#### Given data

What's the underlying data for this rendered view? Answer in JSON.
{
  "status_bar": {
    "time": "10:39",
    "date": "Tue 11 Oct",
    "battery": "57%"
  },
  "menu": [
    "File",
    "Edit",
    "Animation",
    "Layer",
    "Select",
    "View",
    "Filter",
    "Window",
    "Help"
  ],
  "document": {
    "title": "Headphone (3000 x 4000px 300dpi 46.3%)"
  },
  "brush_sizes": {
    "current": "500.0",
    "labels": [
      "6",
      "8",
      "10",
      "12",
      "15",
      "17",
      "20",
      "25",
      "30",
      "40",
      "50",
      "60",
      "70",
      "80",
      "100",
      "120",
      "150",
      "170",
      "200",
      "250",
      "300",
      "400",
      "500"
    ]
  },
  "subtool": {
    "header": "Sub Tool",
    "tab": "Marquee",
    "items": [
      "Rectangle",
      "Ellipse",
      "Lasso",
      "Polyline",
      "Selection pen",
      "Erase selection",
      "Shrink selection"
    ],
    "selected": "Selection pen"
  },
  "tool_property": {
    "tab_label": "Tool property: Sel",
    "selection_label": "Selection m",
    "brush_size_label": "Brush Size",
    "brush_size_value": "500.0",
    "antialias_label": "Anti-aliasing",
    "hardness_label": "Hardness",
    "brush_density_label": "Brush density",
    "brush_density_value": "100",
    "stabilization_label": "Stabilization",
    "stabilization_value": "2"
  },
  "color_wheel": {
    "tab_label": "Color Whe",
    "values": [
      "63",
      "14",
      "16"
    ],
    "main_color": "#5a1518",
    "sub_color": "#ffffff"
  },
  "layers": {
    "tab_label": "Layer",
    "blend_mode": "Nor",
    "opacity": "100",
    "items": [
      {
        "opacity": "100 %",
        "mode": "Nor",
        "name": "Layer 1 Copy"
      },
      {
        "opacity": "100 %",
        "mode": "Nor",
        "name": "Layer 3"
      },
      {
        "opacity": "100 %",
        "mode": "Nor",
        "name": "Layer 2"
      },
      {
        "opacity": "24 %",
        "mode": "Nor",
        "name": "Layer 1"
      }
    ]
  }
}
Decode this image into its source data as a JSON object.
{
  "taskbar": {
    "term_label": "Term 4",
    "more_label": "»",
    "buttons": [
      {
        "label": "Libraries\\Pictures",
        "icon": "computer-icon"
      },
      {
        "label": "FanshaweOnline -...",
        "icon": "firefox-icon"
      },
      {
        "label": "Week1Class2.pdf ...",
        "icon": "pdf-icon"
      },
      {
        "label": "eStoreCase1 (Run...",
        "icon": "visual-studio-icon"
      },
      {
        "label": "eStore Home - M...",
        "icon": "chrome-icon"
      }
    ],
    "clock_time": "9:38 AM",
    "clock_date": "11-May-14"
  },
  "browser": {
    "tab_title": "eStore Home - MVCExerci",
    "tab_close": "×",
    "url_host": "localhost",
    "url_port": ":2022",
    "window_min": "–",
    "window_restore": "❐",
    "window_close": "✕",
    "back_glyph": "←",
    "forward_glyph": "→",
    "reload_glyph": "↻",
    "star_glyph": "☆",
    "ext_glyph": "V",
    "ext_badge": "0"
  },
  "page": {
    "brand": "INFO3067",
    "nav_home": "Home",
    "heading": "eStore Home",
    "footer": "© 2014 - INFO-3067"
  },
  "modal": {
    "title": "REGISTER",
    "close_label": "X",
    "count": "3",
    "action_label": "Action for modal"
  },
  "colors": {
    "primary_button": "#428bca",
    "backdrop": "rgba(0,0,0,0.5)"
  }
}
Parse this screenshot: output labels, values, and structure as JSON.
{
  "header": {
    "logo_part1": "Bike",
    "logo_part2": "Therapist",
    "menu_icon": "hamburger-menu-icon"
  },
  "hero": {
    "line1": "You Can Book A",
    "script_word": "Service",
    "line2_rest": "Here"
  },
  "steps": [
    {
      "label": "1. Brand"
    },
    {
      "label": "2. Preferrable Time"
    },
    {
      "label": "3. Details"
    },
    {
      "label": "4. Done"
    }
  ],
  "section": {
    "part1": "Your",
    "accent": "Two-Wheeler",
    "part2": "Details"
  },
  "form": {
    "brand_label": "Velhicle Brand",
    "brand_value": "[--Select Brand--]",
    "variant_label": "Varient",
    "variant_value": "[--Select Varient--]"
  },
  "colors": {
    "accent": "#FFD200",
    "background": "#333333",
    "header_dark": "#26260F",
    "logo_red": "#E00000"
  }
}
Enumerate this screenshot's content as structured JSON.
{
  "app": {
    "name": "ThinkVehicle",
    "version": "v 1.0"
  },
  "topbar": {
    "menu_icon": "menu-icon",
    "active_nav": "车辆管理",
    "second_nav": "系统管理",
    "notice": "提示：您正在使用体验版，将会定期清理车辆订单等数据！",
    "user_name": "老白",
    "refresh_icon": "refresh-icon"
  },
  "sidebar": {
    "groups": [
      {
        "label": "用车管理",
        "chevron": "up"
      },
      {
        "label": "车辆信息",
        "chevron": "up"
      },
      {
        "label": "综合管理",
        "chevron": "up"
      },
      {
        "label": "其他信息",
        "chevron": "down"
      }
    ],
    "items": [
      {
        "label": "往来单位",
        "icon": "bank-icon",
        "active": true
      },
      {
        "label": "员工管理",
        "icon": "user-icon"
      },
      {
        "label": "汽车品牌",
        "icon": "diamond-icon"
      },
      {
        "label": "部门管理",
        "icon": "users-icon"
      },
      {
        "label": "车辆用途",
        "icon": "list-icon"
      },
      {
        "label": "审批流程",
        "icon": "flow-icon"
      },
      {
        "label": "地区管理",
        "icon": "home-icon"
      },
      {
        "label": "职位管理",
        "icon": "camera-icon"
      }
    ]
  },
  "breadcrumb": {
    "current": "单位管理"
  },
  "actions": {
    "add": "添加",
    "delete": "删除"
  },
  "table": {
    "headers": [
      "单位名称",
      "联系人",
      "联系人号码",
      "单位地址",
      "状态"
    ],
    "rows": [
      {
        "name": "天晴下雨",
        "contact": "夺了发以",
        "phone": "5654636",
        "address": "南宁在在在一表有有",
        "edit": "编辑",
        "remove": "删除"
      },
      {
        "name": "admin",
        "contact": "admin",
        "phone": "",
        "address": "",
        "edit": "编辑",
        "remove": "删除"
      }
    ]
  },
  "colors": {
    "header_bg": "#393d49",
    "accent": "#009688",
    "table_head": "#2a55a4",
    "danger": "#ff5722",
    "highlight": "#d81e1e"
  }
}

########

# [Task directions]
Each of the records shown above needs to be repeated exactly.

# [Exercise response]
What's the underlying data for this rendered view? Answer in JSON.
{
  "status_bar": {
    "time": "10:39",
    "date": "Tue 11 Oct",
    "battery": "57%"
  },
  "menu": [
    "File",
    "Edit",
    "Animation",
    "Layer",
    "Select",
    "View",
    "Filter",
    "Window",
    "Help"
  ],
  "document": {
    "title": "Headphone (3000 x 4000px 300dpi 46.3%)"
  },
  "brush_sizes": {
    "current": "500.0",
    "labels": [
      "6",
      "8",
      "10",
      "12",
      "15",
      "17",
      "20",
      "25",
      "30",
      "40",
      "50",
      "60",
      "70",
      "80",
      "100",
      "120",
      "150",
      "170",
      "200",
      "250",
      "300",
      "400",
      "500"
    ]
  },
  "subtool": {
    "header": "Sub Tool",
    "tab": "Marquee",
    "items": [
      "Rectangle",
      "Ellipse",
      "Lasso",
      "Polyline",
      "Selection pen",
      "Erase selection",
      "Shrink selection"
    ],
    "selected": "Selection pen"
  },
  "tool_property": {
    "tab_label": "Tool property: Sel",
    "selection_label": "Selection m",
    "brush_size_label": "Brush Size",
    "brush_size_value": "500.0",
    "antialias_label": "Anti-aliasing",
    "hardness_label": "Hardness",
    "brush_density_label": "Brush density",
    "brush_density_value": "100",
    "stabilization_label": "Stabilization",
    "stabilization_value": "2"
  },
  "color_wheel": {
    "tab_label": "Color Whe",
    "values": [
      "63",
      "14",
      "16"
    ],
    "main_color": "#5a1518",
    "sub_color": "#ffffff"
  },
  "layers": {
    "tab_label": "Layer",
    "blend_mode": "Nor",
    "opacity": "100",
    "items": [
      {
        "opacity": "100 %",
        "mode": "Nor",
        "name": "Layer 1 Copy"
      },
      {
        "opacity": "100 %",
        "mode": "Nor",
        "name": "Layer 3"
      },
      {
        "opacity": "100 %",
        "mode": "Nor",
        "name": "Layer 2"
      },
      {
        "opacity": "24 %",
        "mode": "Nor",
        "name": "Layer 1"
      }
    ]
  }
}
Decode this image into its source data as a JSON object.
{
  "taskbar": {
    "term_label": "Term 4",
    "more_label": "»",
    "buttons": [
      {
        "label": "Libraries\\Pictures",
        "icon": "computer-icon"
      },
      {
        "label": "FanshaweOnline -...",
        "icon": "firefox-icon"
      },
      {
        "label": "Week1Class2.pdf ...",
        "icon": "pdf-icon"
      },
      {
        "label": "eStoreCase1 (Run...",
        "icon": "visual-studio-icon"
      },
      {
        "label": "eStore Home - M...",
        "icon": "chrome-icon"
      }
    ],
    "clock_time": "9:38 AM",
    "clock_date": "11-May-14"
  },
  "browser": {
    "tab_title": "eStore Home - MVCExerci",
    "tab_close": "×",
    "url_host": "localhost",
    "url_port": ":2022",
    "window_min": "–",
    "window_restore": "❐",
    "window_close": "✕",
    "back_glyph": "←",
    "forward_glyph": "→",
    "reload_glyph": "↻",
    "star_glyph": "☆",
    "ext_glyph": "V",
    "ext_badge": "0"
  },
  "page": {
    "brand": "INFO3067",
    "nav_home": "Home",
    "heading": "eStore Home",
    "footer": "© 2014 - INFO-3067"
  },
  "modal": {
    "title": "REGISTER",
    "close_label": "X",
    "count": "3",
    "action_label": "Action for modal"
  },
  "colors": {
    "primary_button": "#428bca",
    "backdrop": "rgba(0,0,0,0.5)"
  }
}
Parse this screenshot: output labels, values, and structure as JSON.
{
  "header": {
    "logo_part1": "Bike",
    "logo_part2": "Therapist",
    "menu_icon": "hamburger-menu-icon"
  },
  "hero": {
    "line1": "You Can Book A",
    "script_word": "Service",
    "line2_rest": "Here"
  },
  "steps": [
    {
      "label": "1. Brand"
    },
    {
      "label": "2. Preferrable Time"
    },
    {
      "label": "3. Details"
    },
    {
      "label": "4. Done"
    }
  ],
  "section": {
    "part1": "Your",
    "accent": "Two-Wheeler",
    "part2": "Details"
  },
  "form": {
    "brand_label": "Velhicle Brand",
    "brand_value": "[--Select Brand--]",
    "variant_label": "Varient",
    "variant_value": "[--Select Varient--]"
  },
  "colors": {
    "accent": "#FFD200",
    "background": "#333333",
    "header_dark": "#26260F",
    "logo_red": "#E00000"
  }
}
Enumerate this screenshot's content as structured JSON.
{
  "app": {
    "name": "ThinkVehicle",
    "version": "v 1.0"
  },
  "topbar": {
    "menu_icon": "menu-icon",
    "active_nav": "车辆管理",
    "second_nav": "系统管理",
    "notice": "提示：您正在使用体验版，将会定期清理车辆订单等数据！",
    "user_name": "老白",
    "refresh_icon": "refresh-icon"
  },
  "sidebar": {
    "groups": [
      {
        "label": "用车管理",
        "chevron": "up"
      },
      {
        "label": "车辆信息",
        "chevron": "up"
      },
      {
        "label": "综合管理",
        "chevron": "up"
      },
      {
        "label": "其他信息",
        "chevron": "down"
      }
    ],
    "items": [
      {
        "label": "往来单位",
        "icon": "bank-icon",
        "active": true
      },
      {
        "label": "员工管理",
        "icon": "user-icon"
      },
      {
        "label": "汽车品牌",
        "icon": "diamond-icon"
      },
      {
        "label": "部门管理",
        "icon": "users-icon"
      },
      {
        "label": "车辆用途",
        "icon": "list-icon"
      },
      {
        "label": "审批流程",
        "icon": "flow-icon"
      },
      {
        "label": "地区管理",
        "icon": "home-icon"
      },
      {
        "label": "职位管理",
        "icon": "camera-icon"
      }
    ]
  },
  "breadcrumb": {
    "current": "单位管理"
  },
  "actions": {
    "add": "添加",
    "delete": "删除"
  },
  "table": {
    "headers": [
      "单位名称",
      "联系人",
      "联系人号码",
      "单位地址",
      "状态"
    ],
    "rows": [
      {
        "name": "天晴下雨",
        "contact": "夺了发以",
        "phone": "5654636",
        "address": "南宁在在在一表有有",
        "edit": "编辑",
        "remove": "删除"
      },
      {
        "name": "admin",
        "contact": "admin",
        "phone": "",
        "address": "",
        "edit": "编辑",
        "remove": "删除"
      }
    ]
  },
  "colors": {
    "header_bg": "#393d49",
    "accent": "#009688",
    "table_head": "#2a55a4",
    "danger": "#ff5722",
    "highlight": "#d81e1e"
  }
}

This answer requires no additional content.